Read the original article here in the Otago Daily Times.
A company cultivated on a transtasman friendship continues to grow since buying an organic market garden in North Otago despite the Government slapping it with a $20,000 fine.
Organic Solutions bought 23ha organic farm Brydone Growers, at Totara, south of Oamaru, for $1.7million in 2019.
After the sale the farm name was changed to Oamaru Organics.
On the farm, the biggest organic market garden in the South Island, nearly 30 crops grow, mostly brassicas, lettuces, cabbages, potatoes and yams.
Organic Solutions director and co-founder James Porteous, of Cromwell , said he was unaware the deal had breached the Overseas Investment Act.
The Act was breached because Australian company Lanson International Holdings owned more than 46% of Organic Solutions.

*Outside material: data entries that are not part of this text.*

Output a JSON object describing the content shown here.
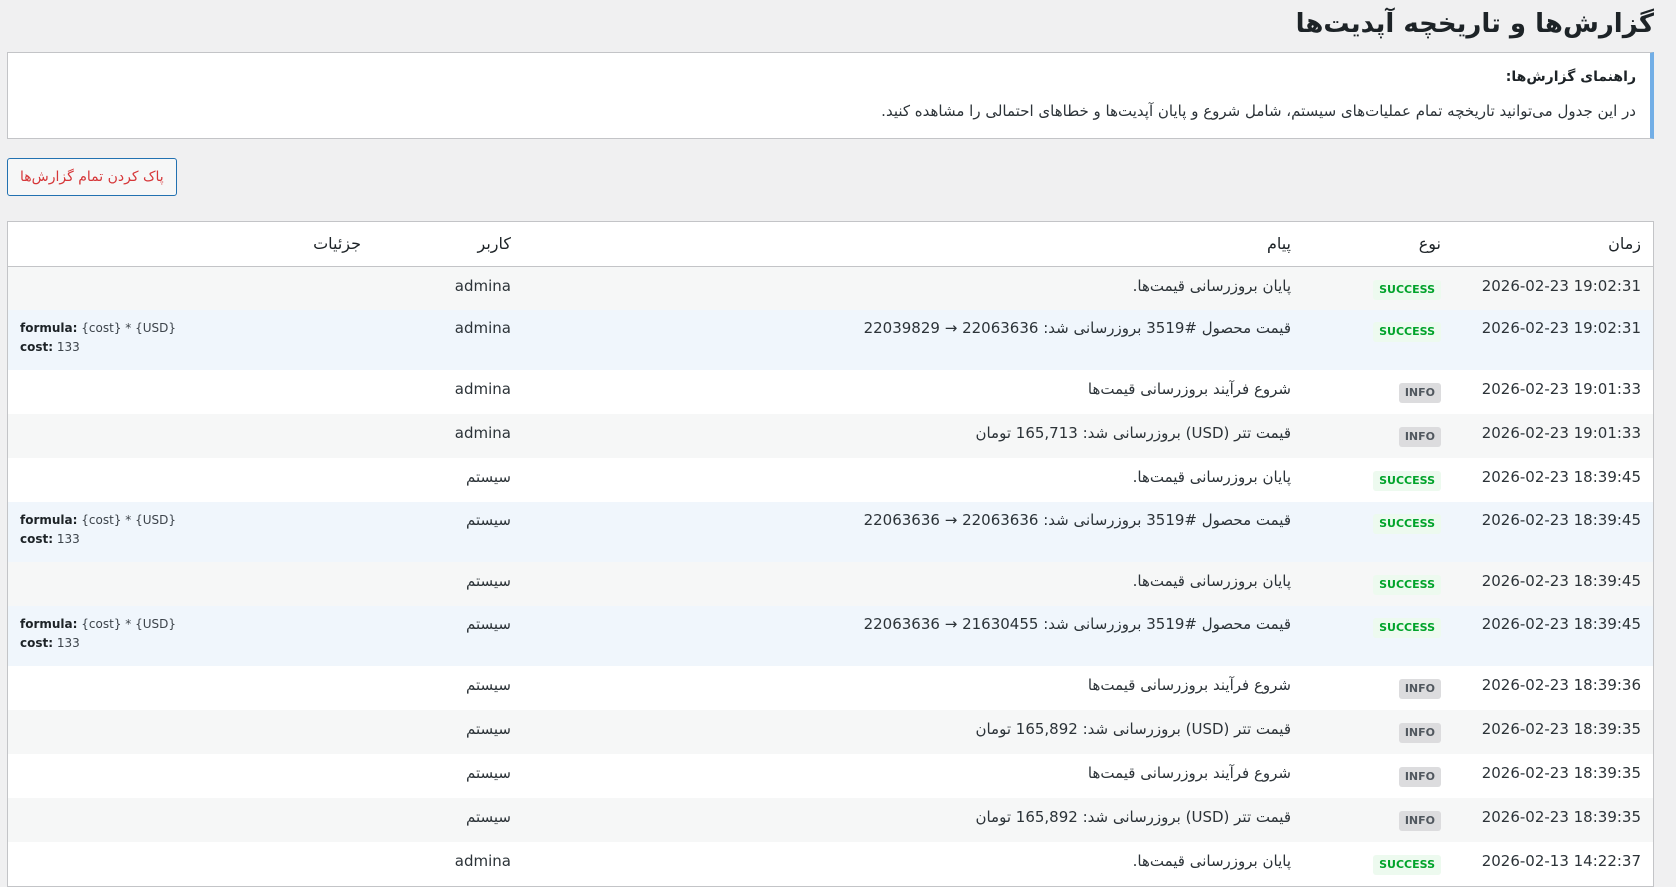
{
  "page": {
    "title": "گزارش‌ها و تاریخچه آپدیت‌ها"
  },
  "notice": {
    "title": "راهنمای گزارش‌ها:",
    "text": "در این جدول می‌توانید تاریخچه تمام عملیات‌های سیستم، شامل شروع و پایان آپدیت‌ها و خطاهای احتمالی را مشاهده کنید."
  },
  "actions": {
    "clear_label": "پاک کردن تمام گزارش‌ها"
  },
  "table": {
    "headers": {
      "time": "زمان",
      "type": "نوع",
      "message": "پیام",
      "user": "کاربر",
      "details": "جزئیات"
    },
    "rows": [
      {
        "time": "2026-02-23 19:02:31",
        "type": "SUCCESS",
        "message": "پایان بروزرسانی قیمت‌ها.",
        "user": "admina"
      },
      {
        "time": "2026-02-23 19:02:31",
        "type": "SUCCESS",
        "message": "قیمت محصول #3519 بروزرسانی شد: 22063636 → 22039829",
        "user": "admina",
        "details": {
          "formula_key": "formula:",
          "formula": "{cost} * {USD}",
          "cost_key": "cost:",
          "cost": "133"
        }
      },
      {
        "time": "2026-02-23 19:01:33",
        "type": "INFO",
        "message": "شروع فرآیند بروزرسانی قیمت‌ها",
        "user": "admina"
      },
      {
        "time": "2026-02-23 19:01:33",
        "type": "INFO",
        "message": "قیمت تتر (USD) بروزرسانی شد: 165,713 تومان",
        "user": "admina"
      },
      {
        "time": "2026-02-23 18:39:45",
        "type": "SUCCESS",
        "message": "پایان بروزرسانی قیمت‌ها.",
        "user": "سیستم"
      },
      {
        "time": "2026-02-23 18:39:45",
        "type": "SUCCESS",
        "message": "قیمت محصول #3519 بروزرسانی شد: 22063636 → 22063636",
        "user": "سیستم",
        "details": {
          "formula_key": "formula:",
          "formula": "{cost} * {USD}",
          "cost_key": "cost:",
          "cost": "133"
        }
      },
      {
        "time": "2026-02-23 18:39:45",
        "type": "SUCCESS",
        "message": "پایان بروزرسانی قیمت‌ها.",
        "user": "سیستم"
      },
      {
        "time": "2026-02-23 18:39:45",
        "type": "SUCCESS",
        "message": "قیمت محصول #3519 بروزرسانی شد: 21630455 → 22063636",
        "user": "سیستم",
        "details": {
          "formula_key": "formula:",
          "formula": "{cost} * {USD}",
          "cost_key": "cost:",
          "cost": "133"
        }
      },
      {
        "time": "2026-02-23 18:39:36",
        "type": "INFO",
        "message": "شروع فرآیند بروزرسانی قیمت‌ها",
        "user": "سیستم"
      },
      {
        "time": "2026-02-23 18:39:35",
        "type": "INFO",
        "message": "قیمت تتر (USD) بروزرسانی شد: 165,892 تومان",
        "user": "سیستم"
      },
      {
        "time": "2026-02-23 18:39:35",
        "type": "INFO",
        "message": "شروع فرآیند بروزرسانی قیمت‌ها",
        "user": "سیستم"
      },
      {
        "time": "2026-02-23 18:39:35",
        "type": "INFO",
        "message": "قیمت تتر (USD) بروزرسانی شد: 165,892 تومان",
        "user": "سیستم"
      },
      {
        "time": "2026-02-13 14:22:37",
        "type": "SUCCESS",
        "message": "پایان بروزرسانی قیمت‌ها.",
        "user": "admina"
      }
    ]
  }
}
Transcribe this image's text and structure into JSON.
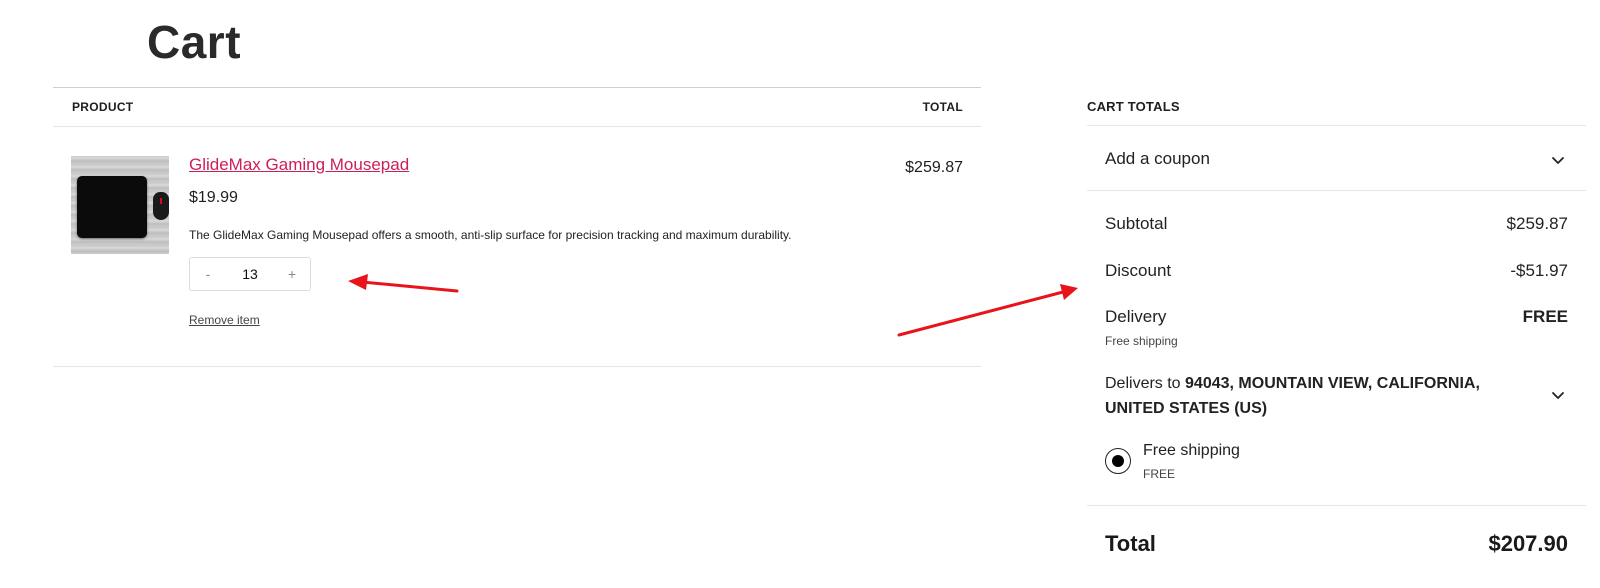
{
  "page": {
    "title": "Cart"
  },
  "cart_table": {
    "product_header": "PRODUCT",
    "total_header": "TOTAL",
    "items": [
      {
        "name": "GlideMax Gaming Mousepad",
        "price": "$19.99",
        "description": "The GlideMax Gaming Mousepad offers a smooth, anti-slip surface for precision tracking and maximum durability.",
        "quantity": "13",
        "decrement_label": "-",
        "increment_label": "+",
        "remove_label": "Remove item",
        "line_total": "$259.87",
        "image_icon": "mousepad-product-image"
      }
    ]
  },
  "totals": {
    "heading": "CART TOTALS",
    "coupon_label": "Add a coupon",
    "subtotal_label": "Subtotal",
    "subtotal_value": "$259.87",
    "discount_label": "Discount",
    "discount_value": "-$51.97",
    "delivery_label": "Delivery",
    "delivery_value": "FREE",
    "delivery_note": "Free shipping",
    "delivers_to_prefix": "Delivers to",
    "delivers_to_address_line1": "94043, MOUNTAIN VIEW, CALIFORNIA,",
    "delivers_to_address_line2": "UNITED STATES (US)",
    "shipping_option_label": "Free shipping",
    "shipping_option_price": "FREE",
    "total_label": "Total",
    "total_value": "$207.90"
  },
  "colors": {
    "product_link": "#cc1f56",
    "annotation_arrow": "#e8141b",
    "divider": "#e7e7e7"
  }
}
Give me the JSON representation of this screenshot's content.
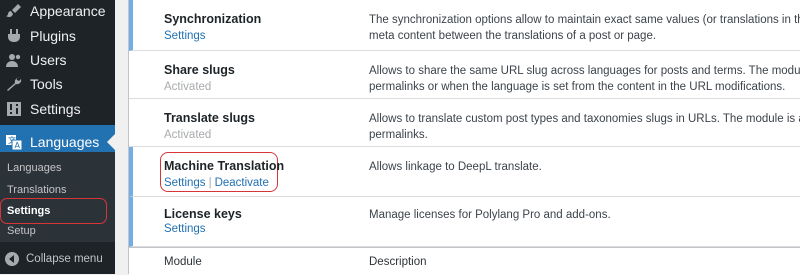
{
  "sidebar": {
    "items": [
      {
        "label": "Appearance",
        "icon": "paintbrush-icon"
      },
      {
        "label": "Plugins",
        "icon": "plugin-icon"
      },
      {
        "label": "Users",
        "icon": "users-icon"
      },
      {
        "label": "Tools",
        "icon": "wrench-icon"
      },
      {
        "label": "Settings",
        "icon": "settings-icon"
      },
      {
        "label": "Languages",
        "icon": "translation-icon"
      }
    ],
    "submenu": [
      "Languages",
      "Translations",
      "Settings",
      "Setup"
    ],
    "collapse_label": "Collapse menu"
  },
  "modules": [
    {
      "name": "Synchronization",
      "action1": "Settings",
      "desc_line1": "The synchronization options allow to maintain exact same values (or translations in the case of taxo",
      "desc_line2": "meta content between the translations of a post or page."
    },
    {
      "name": "Share slugs",
      "status": "Activated",
      "desc_line1": "Allows to share the same URL slug across languages for posts and terms. The module is automatica",
      "desc_line2": "permalinks or when the language is set from the content in the URL modifications."
    },
    {
      "name": "Translate slugs",
      "status": "Activated",
      "desc_line1": "Allows to translate custom post types and taxonomies slugs in URLs. The module is automatically d",
      "desc_line2": "permalinks."
    },
    {
      "name": "Machine Translation",
      "action1": "Settings",
      "separator": "|",
      "action2": "Deactivate",
      "desc_line1": "Allows linkage to DeepL translate.",
      "desc_line2": ""
    },
    {
      "name": "License keys",
      "action1": "Settings",
      "desc_line1": "Manage licenses for Polylang Pro and add-ons.",
      "desc_line2": ""
    }
  ],
  "footer": {
    "col_module": "Module",
    "col_description": "Description"
  },
  "colors": {
    "sidebar_bg": "#1d2327",
    "active_menu": "#2271b1",
    "link": "#2271b1",
    "highlight": "#d63638",
    "row_accent": "#72aee6"
  }
}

The majority shareholder of the Aussie company is his mate Marc Lanson, who lives in Sydney.
The rules state Australians could not have any more than a 25% share of any purchase of New Zealand land bigger than 5ha without gaining a consent first.
‘‘I didn’t know that rule and neither did my lawyer.’’
For the breach, Organic Solutions was fined $20,000.
Mr Porteous owns more than 48% of Organic Solutions.
A retrospective consent was granted stating ‘‘the breach was inadvertent, voluntarily self-reported and resulted from substandard legal advice’’.
He estimated the ‘‘oversight’’ cost Organic Solutions and its lawyer an extra $50,000 on what it would have cost if they had got a consent before the purchase.
The retrospective consent also took a long time to get across the line, including the mates travelling to Wellington to apologise to Land Information New Zealand staff.
In hindsight, he would have bought the farm in a way which did not require a consent, such as Mr Lanson owning a quarter share and New Zealanders owning the rest.
The friendship of Mr Porteous and Mr Lanson began about 30 years ago, after meeting as teenagers when studying in Japan.
‘‘Marc held my yard glass at my 21st.’’
The pair stayed in Japan to work — Mr Porteous in Tokyo for more than 20 years as an IT consultant — and both men married Japanese women.
Mr Porteous and his wife, Atsuko, returned to New Zealand in 2014 because they wanted their children — Anne (5) and Jim (3) — to experience growing up in New Zealand.
On returning, he bought a failing Thai restaurant as a going concern in the Queenstown suburb Frankton.
His mate across the Ditch lent him some working capital to run his Thai eatery.